Abstract: (see Poster Gallery) Highlighting the Barriers Black Females Face When Pursuing Naval Aviation (Society for Social Work and Research 27th Annual Conference - Social Work Science and Complex Problems: Battling Inequities + Building Solutions)

All in-person and virtual presentations are in Mountain Standard Time Zone (MST).

SSWR 2023 Poster Gallery: as a registered in-person and virtual attendee, you have access to the virtual Poster Gallery which includes only the posters that elected to present virtually. The rest of the posters are presented in-person in the Poster/Exhibit Hall located in Phoenix A/B, 3rd floor. The access to the Poster Gallery will be available via the virtual conference platform the week of January 9. You will receive an email with instructions how to access the virtual conference platform.

151P (see Poster Gallery) Highlighting the Barriers Black Females Face When Pursuing Naval Aviation

Friday, January 13, 2023
Phoenix C, 3rd Level (Sheraton Phoenix Downtown)
* noted as presenting author
Emily Elliot, Student, Virginia Commonwealth University, Richmond, VA
Jamie Cage, PhD, Assistant Professor, Virginia Commonwealth University, Richmond, VA
Background and Purpose: Black females assigned to Commander, Naval Air Forces, Pacific (CNAP), the larger of the two aviation fleets, are underrepresented in naval aviation. Currently, there are only 26 active Black female aviators out of over 12,000 CNAP aviators. This underrepresentation is seemingly absent in academic literature, leaving scant evidence on the supports or impediments impacting Black females. This study sought to understand the barriers Black females experience as they pursue a career in Naval Aviation. Such information is necessary to expand knowledge of the supports Black females need to succeed in this field and identify the roadblocks they face.

Methods: Five, semi-structured interviews were conducted with current Black female aviators. CNAP emailed eligible participants to recruit and instructed willing participants to log in to a Sign-Up Genius to self-schedule their interviews. Due to the extremely small participant pool, the researcher required participants to use a pseudonym to ensure that neither the researcher nor naval leadership could identify participants. Of the 32 (26 current and six veteran aviators) possible participants, seven individuals scheduled interviews. One participant did not attend the appointment. Prior to conducting the five study interviews, one pilot interview was conducted with a Black female aviator to ensure that the researchers had formulated appropriate contextual questions. The interview protocol was adjusted based on feedback from the pilot interview. Interviews were video recorded, transcribed verbatim, and analyzed using thematic analyses techniques to identify common barriers across participants.

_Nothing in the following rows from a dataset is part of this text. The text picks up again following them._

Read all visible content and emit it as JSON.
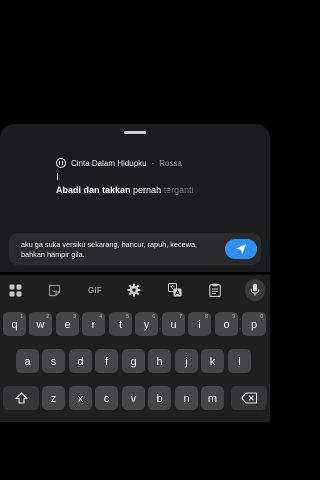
{
  "music": {
    "title": "Cinta Dalam Hidupku",
    "separator": "·",
    "artist": "Rossa",
    "lyric_done": "Abadi dan takkan",
    "lyric_mid": "pernah",
    "lyric_todo": "terganti"
  },
  "composer": {
    "text": "aku ga suka versiku sekarang, hancur, rapuh, kecewa, bahkan hampir gila."
  },
  "toolbar": {
    "gif_label": "GIF"
  },
  "keyboard": {
    "row1": [
      {
        "k": "q",
        "n": "1"
      },
      {
        "k": "w",
        "n": "2"
      },
      {
        "k": "e",
        "n": "3"
      },
      {
        "k": "r",
        "n": "4"
      },
      {
        "k": "t",
        "n": "5"
      },
      {
        "k": "y",
        "n": "6"
      },
      {
        "k": "u",
        "n": "7"
      },
      {
        "k": "i",
        "n": "8"
      },
      {
        "k": "o",
        "n": "9"
      },
      {
        "k": "p",
        "n": "0"
      }
    ],
    "row2": [
      "a",
      "s",
      "d",
      "f",
      "g",
      "h",
      "j",
      "k",
      "l"
    ],
    "row3": [
      "z",
      "x",
      "c",
      "v",
      "b",
      "n",
      "m"
    ]
  },
  "colors": {
    "accent": "#2f8ff0",
    "key": "#464649",
    "key_fn": "#353538"
  }
}
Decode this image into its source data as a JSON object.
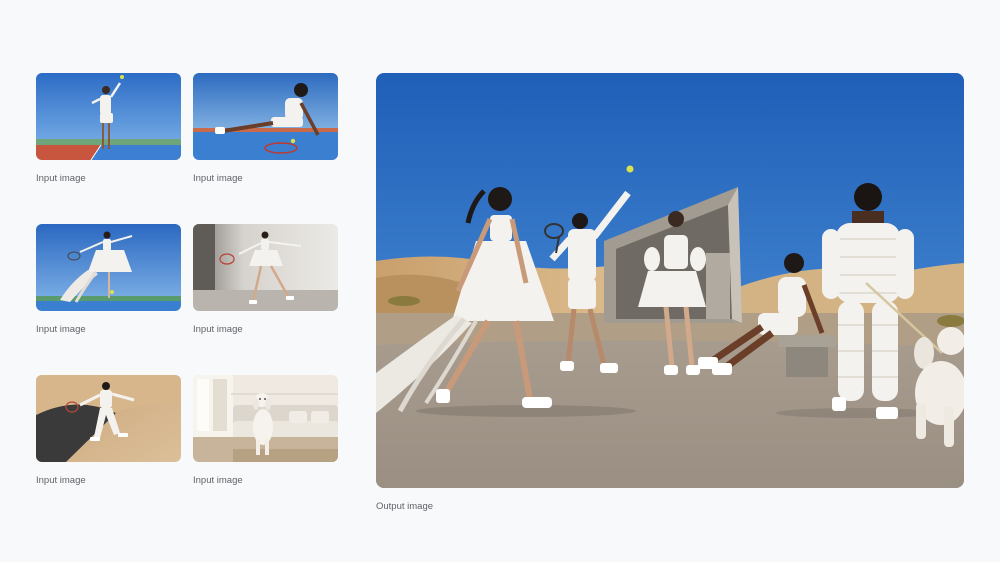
{
  "inputs": [
    {
      "caption": "Input image",
      "subject": "tennis-player-serving"
    },
    {
      "caption": "Input image",
      "subject": "person-sitting-on-court"
    },
    {
      "caption": "Input image",
      "subject": "player-in-ribbon-dress"
    },
    {
      "caption": "Input image",
      "subject": "player-in-studio"
    },
    {
      "caption": "Input image",
      "subject": "person-on-sand-dune"
    },
    {
      "caption": "Input image",
      "subject": "poodle-in-living-room"
    }
  ],
  "output": {
    "caption": "Output image",
    "subject": "composite-desert-tennis-scene"
  },
  "colors": {
    "sky": "#2f6fc4",
    "sand": "#d9b98c",
    "court_blue": "#3a7fd0",
    "court_red": "#c95a44",
    "outfit": "#f4f2ee"
  }
}
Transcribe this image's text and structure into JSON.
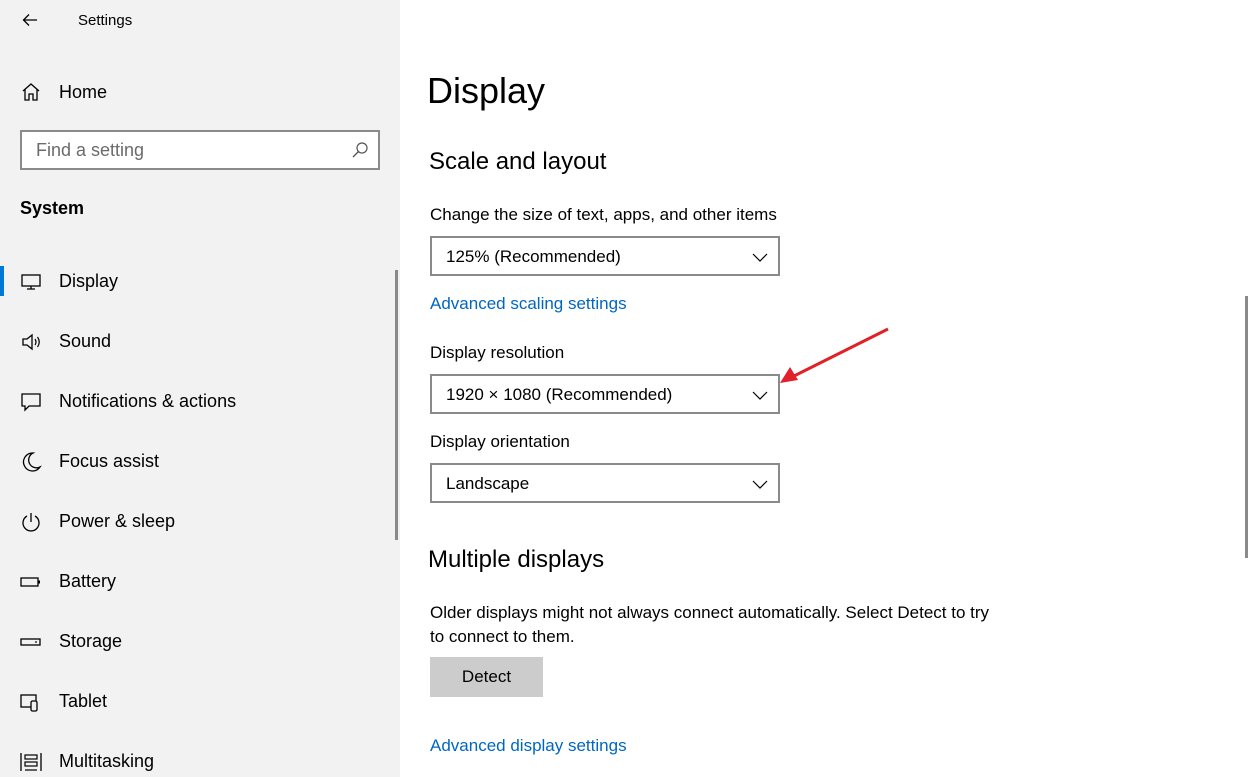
{
  "window": {
    "title": "Settings"
  },
  "sidebar": {
    "home_label": "Home",
    "search": {
      "placeholder": "Find a setting"
    },
    "section": "System",
    "items": [
      {
        "label": "Display",
        "icon": "monitor-icon",
        "active": true
      },
      {
        "label": "Sound",
        "icon": "speaker-icon"
      },
      {
        "label": "Notifications & actions",
        "icon": "notification-icon"
      },
      {
        "label": "Focus assist",
        "icon": "moon-icon"
      },
      {
        "label": "Power & sleep",
        "icon": "power-icon"
      },
      {
        "label": "Battery",
        "icon": "battery-icon"
      },
      {
        "label": "Storage",
        "icon": "storage-icon"
      },
      {
        "label": "Tablet",
        "icon": "tablet-icon"
      },
      {
        "label": "Multitasking",
        "icon": "multitasking-icon"
      }
    ]
  },
  "main": {
    "title": "Display",
    "scale_layout": {
      "heading": "Scale and layout",
      "size_label": "Change the size of text, apps, and other items",
      "size_value": "125% (Recommended)",
      "advanced_scaling_link": "Advanced scaling settings",
      "resolution_label": "Display resolution",
      "resolution_value": "1920 × 1080 (Recommended)",
      "orientation_label": "Display orientation",
      "orientation_value": "Landscape"
    },
    "multiple_displays": {
      "heading": "Multiple displays",
      "description": "Older displays might not always connect automatically. Select Detect to try to connect to them.",
      "detect_label": "Detect",
      "advanced_display_link": "Advanced display settings"
    }
  },
  "colors": {
    "accent": "#0078d7",
    "link": "#0067c0",
    "annotation_arrow": "#e0202a"
  }
}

Findings: Analyses revealed several important barriers. First, participants identified hair standards as a barrier, as the hair regulations seem to specifically target Black hair. Second, participants stated that they have had to filter their body language, alter their accents, or conceal their true personalities to fit into flight school and the Naval community. Third, participants identified that Black people were more likely to be in swim remediation at commissioning sources and flight school, discussing historical swim access and racialized opinions about swimming as barriers to Black females passing naval aviation swim tests. Fourth, participants discussed how overwhelming it is to be in Naval Aviation during times of racially charged strife in the country. The participants were dismayed, discouraged, and mentally stressed after significant events but often had no outlet to discuss their experiences. Lastly, participants discussed the differential treatment white males received, noting white male students would fail exercises, activities, and/or examinations but still pass. However, if a female candidate failed these same exercises, they would not complete flight school.

Conclusion and Implications: Findings highlight that the larger societal issues around racism and sexism are prevalent barriers for Black females in Naval Aviation; providing evidence for an intersectional lens when addressing experiences in Naval Aviation. While some of these challenges or barriers may have relatively straightforward solutions, some run more deeply and will require engagement at every level of command to address adequately to improve Black females' experiences. Understanding these results can lead to potential solutions within Naval aviation to address the disparity in Black female representation.